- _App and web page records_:
==================================================
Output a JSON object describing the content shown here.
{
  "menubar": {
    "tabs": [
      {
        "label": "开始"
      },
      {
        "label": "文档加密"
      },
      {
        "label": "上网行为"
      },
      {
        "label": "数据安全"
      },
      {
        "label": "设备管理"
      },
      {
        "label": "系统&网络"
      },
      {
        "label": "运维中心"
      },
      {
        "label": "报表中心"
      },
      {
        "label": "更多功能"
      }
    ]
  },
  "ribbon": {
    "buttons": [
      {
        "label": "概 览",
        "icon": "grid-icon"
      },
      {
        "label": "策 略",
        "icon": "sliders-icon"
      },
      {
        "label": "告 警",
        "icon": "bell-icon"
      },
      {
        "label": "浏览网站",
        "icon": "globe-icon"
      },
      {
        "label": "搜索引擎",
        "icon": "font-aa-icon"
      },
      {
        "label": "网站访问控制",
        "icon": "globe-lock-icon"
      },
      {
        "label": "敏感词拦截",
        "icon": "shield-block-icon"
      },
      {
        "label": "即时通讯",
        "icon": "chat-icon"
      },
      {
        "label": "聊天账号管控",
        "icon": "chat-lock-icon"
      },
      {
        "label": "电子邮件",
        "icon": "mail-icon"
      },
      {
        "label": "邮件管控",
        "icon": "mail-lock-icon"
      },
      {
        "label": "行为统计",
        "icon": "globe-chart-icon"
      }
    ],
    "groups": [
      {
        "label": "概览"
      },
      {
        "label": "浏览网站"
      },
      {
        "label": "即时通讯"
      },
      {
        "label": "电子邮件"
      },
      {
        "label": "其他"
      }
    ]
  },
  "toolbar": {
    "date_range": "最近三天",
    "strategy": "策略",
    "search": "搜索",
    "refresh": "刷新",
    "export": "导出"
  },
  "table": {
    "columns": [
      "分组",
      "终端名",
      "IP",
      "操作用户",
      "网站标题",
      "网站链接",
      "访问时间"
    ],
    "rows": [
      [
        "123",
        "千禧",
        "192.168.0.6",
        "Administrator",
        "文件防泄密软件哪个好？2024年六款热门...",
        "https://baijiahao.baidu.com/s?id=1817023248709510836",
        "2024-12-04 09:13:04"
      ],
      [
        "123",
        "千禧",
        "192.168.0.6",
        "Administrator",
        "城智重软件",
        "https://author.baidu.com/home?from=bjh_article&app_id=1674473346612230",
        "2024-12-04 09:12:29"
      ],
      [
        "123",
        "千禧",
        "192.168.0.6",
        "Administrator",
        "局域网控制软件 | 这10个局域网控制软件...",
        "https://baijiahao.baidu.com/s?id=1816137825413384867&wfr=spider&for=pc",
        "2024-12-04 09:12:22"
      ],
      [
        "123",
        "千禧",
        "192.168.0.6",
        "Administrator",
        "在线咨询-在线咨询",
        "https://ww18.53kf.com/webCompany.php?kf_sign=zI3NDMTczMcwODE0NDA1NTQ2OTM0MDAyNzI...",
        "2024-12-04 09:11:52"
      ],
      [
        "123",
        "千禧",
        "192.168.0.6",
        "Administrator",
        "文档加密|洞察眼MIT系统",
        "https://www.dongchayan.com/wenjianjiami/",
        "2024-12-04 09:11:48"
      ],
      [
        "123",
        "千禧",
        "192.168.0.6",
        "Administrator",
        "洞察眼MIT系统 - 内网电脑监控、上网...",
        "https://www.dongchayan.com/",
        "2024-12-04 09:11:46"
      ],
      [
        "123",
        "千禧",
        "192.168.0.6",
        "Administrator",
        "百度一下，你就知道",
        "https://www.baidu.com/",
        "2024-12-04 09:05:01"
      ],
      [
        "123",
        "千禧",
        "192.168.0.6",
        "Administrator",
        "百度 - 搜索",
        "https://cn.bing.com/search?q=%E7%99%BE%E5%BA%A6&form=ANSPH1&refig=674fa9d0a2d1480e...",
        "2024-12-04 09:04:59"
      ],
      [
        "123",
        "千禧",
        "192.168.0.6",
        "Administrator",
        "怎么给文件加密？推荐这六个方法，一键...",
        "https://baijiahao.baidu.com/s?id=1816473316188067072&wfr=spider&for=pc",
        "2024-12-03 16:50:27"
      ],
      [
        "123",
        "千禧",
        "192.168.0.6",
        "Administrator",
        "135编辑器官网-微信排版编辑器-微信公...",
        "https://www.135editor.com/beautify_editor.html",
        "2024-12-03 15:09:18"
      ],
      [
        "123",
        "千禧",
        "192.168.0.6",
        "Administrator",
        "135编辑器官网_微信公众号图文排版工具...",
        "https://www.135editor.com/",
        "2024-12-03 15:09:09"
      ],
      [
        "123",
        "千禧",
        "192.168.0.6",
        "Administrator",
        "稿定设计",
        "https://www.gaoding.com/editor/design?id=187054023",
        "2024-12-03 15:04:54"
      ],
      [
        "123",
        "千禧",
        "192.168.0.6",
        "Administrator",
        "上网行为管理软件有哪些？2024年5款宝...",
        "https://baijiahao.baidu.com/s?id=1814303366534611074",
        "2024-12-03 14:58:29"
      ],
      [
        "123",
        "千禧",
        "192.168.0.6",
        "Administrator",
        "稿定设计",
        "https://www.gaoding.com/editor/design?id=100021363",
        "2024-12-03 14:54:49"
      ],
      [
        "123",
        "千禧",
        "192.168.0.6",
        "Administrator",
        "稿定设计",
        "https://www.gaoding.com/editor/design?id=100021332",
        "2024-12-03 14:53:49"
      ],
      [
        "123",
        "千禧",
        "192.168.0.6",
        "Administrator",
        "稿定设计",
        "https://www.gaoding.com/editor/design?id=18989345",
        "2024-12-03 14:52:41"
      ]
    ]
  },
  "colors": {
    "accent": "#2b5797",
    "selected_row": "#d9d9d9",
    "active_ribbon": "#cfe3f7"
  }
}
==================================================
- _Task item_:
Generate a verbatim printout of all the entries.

- _Answer to this problem_:
Output a JSON object describing the content shown here.
{
  "menubar": {
    "tabs": [
      {
        "label": "开始"
      },
      {
        "label": "文档加密"
      },
      {
        "label": "上网行为"
      },
      {
        "label": "数据安全"
      },
      {
        "label": "设备管理"
      },
      {
        "label": "系统&网络"
      },
      {
        "label": "运维中心"
      },
      {
        "label": "报表中心"
      },
      {
        "label": "更多功能"
      }
    ]
  },
  "ribbon": {
    "buttons": [
      {
        "label": "概 览",
        "icon": "grid-icon"
      },
      {
        "label": "策 略",
        "icon": "sliders-icon"
      },
      {
        "label": "告 警",
        "icon": "bell-icon"
      },
      {
        "label": "浏览网站",
        "icon": "globe-icon"
      },
      {
        "label": "搜索引擎",
        "icon": "font-aa-icon"
      },
      {
        "label": "网站访问控制",
        "icon": "globe-lock-icon"
      },
      {
        "label": "敏感词拦截",
        "icon": "shield-block-icon"
      },
      {
        "label": "即时通讯",
        "icon": "chat-icon"
      },
      {
        "label": "聊天账号管控",
        "icon": "chat-lock-icon"
      },
      {
        "label": "电子邮件",
        "icon": "mail-icon"
      },
      {
        "label": "邮件管控",
        "icon": "mail-lock-icon"
      },
      {
        "label": "行为统计",
        "icon": "globe-chart-icon"
      }
    ],
    "groups": [
      {
        "label": "概览"
      },
      {
        "label": "浏览网站"
      },
      {
        "label": "即时通讯"
      },
      {
        "label": "电子邮件"
      },
      {
        "label": "其他"
      }
    ]
  },
  "toolbar": {
    "date_range": "最近三天",
    "strategy": "策略",
    "search": "搜索",
    "refresh": "刷新",
    "export": "导出"
  },
  "table": {
    "columns": [
      "分组",
      "终端名",
      "IP",
      "操作用户",
      "网站标题",
      "网站链接",
      "访问时间"
    ],
    "rows": [
      [
        "123",
        "千禧",
        "192.168.0.6",
        "Administrator",
        "文件防泄密软件哪个好？2024年六款热门...",
        "https://baijiahao.baidu.com/s?id=1817023248709510836",
        "2024-12-04 09:13:04"
      ],
      [
        "123",
        "千禧",
        "192.168.0.6",
        "Administrator",
        "城智重软件",
        "https://author.baidu.com/home?from=bjh_article&app_id=1674473346612230",
        "2024-12-04 09:12:29"
      ],
      [
        "123",
        "千禧",
        "192.168.0.6",
        "Administrator",
        "局域网控制软件 | 这10个局域网控制软件...",
        "https://baijiahao.baidu.com/s?id=1816137825413384867&wfr=spider&for=pc",
        "2024-12-04 09:12:22"
      ],
      [
        "123",
        "千禧",
        "192.168.0.6",
        "Administrator",
        "在线咨询-在线咨询",
        "https://ww18.53kf.com/webCompany.php?kf_sign=zI3NDMTczMcwODE0NDA1NTQ2OTM0MDAyNzI...",
        "2024-12-04 09:11:52"
      ],
      [
        "123",
        "千禧",
        "192.168.0.6",
        "Administrator",
        "文档加密|洞察眼MIT系统",
        "https://www.dongchayan.com/wenjianjiami/",
        "2024-12-04 09:11:48"
      ],
      [
        "123",
        "千禧",
        "192.168.0.6",
        "Administrator",
        "洞察眼MIT系统 - 内网电脑监控、上网...",
        "https://www.dongchayan.com/",
        "2024-12-04 09:11:46"
      ],
      [
        "123",
        "千禧",
        "192.168.0.6",
        "Administrator",
        "百度一下，你就知道",
        "https://www.baidu.com/",
        "2024-12-04 09:05:01"
      ],
      [
        "123",
        "千禧",
        "192.168.0.6",
        "Administrator",
        "百度 - 搜索",
        "https://cn.bing.com/search?q=%E7%99%BE%E5%BA%A6&form=ANSPH1&refig=674fa9d0a2d1480e...",
        "2024-12-04 09:04:59"
      ],
      [
        "123",
        "千禧",
        "192.168.0.6",
        "Administrator",
        "怎么给文件加密？推荐这六个方法，一键...",
        "https://baijiahao.baidu.com/s?id=1816473316188067072&wfr=spider&for=pc",
        "2024-12-03 16:50:27"
      ],
      [
        "123",
        "千禧",
        "192.168.0.6",
        "Administrator",
        "135编辑器官网-微信排版编辑器-微信公...",
        "https://www.135editor.com/beautify_editor.html",
        "2024-12-03 15:09:18"
      ],
      [
        "123",
        "千禧",
        "192.168.0.6",
        "Administrator",
        "135编辑器官网_微信公众号图文排版工具...",
        "https://www.135editor.com/",
        "2024-12-03 15:09:09"
      ],
      [
        "123",
        "千禧",
        "192.168.0.6",
        "Administrator",
        "稿定设计",
        "https://www.gaoding.com/editor/design?id=187054023",
        "2024-12-03 15:04:54"
      ],
      [
        "123",
        "千禧",
        "192.168.0.6",
        "Administrator",
        "上网行为管理软件有哪些？2024年5款宝...",
        "https://baijiahao.baidu.com/s?id=1814303366534611074",
        "2024-12-03 14:58:29"
      ],
      [
        "123",
        "千禧",
        "192.168.0.6",
        "Administrator",
        "稿定设计",
        "https://www.gaoding.com/editor/design?id=100021363",
        "2024-12-03 14:54:49"
      ],
      [
        "123",
        "千禧",
        "192.168.0.6",
        "Administrator",
        "稿定设计",
        "https://www.gaoding.com/editor/design?id=100021332",
        "2024-12-03 14:53:49"
      ],
      [
        "123",
        "千禧",
        "192.168.0.6",
        "Administrator",
        "稿定设计",
        "https://www.gaoding.com/editor/design?id=18989345",
        "2024-12-03 14:52:41"
      ]
    ]
  },
  "colors": {
    "accent": "#2b5797",
    "selected_row": "#d9d9d9",
    "active_ribbon": "#cfe3f7"
  }
}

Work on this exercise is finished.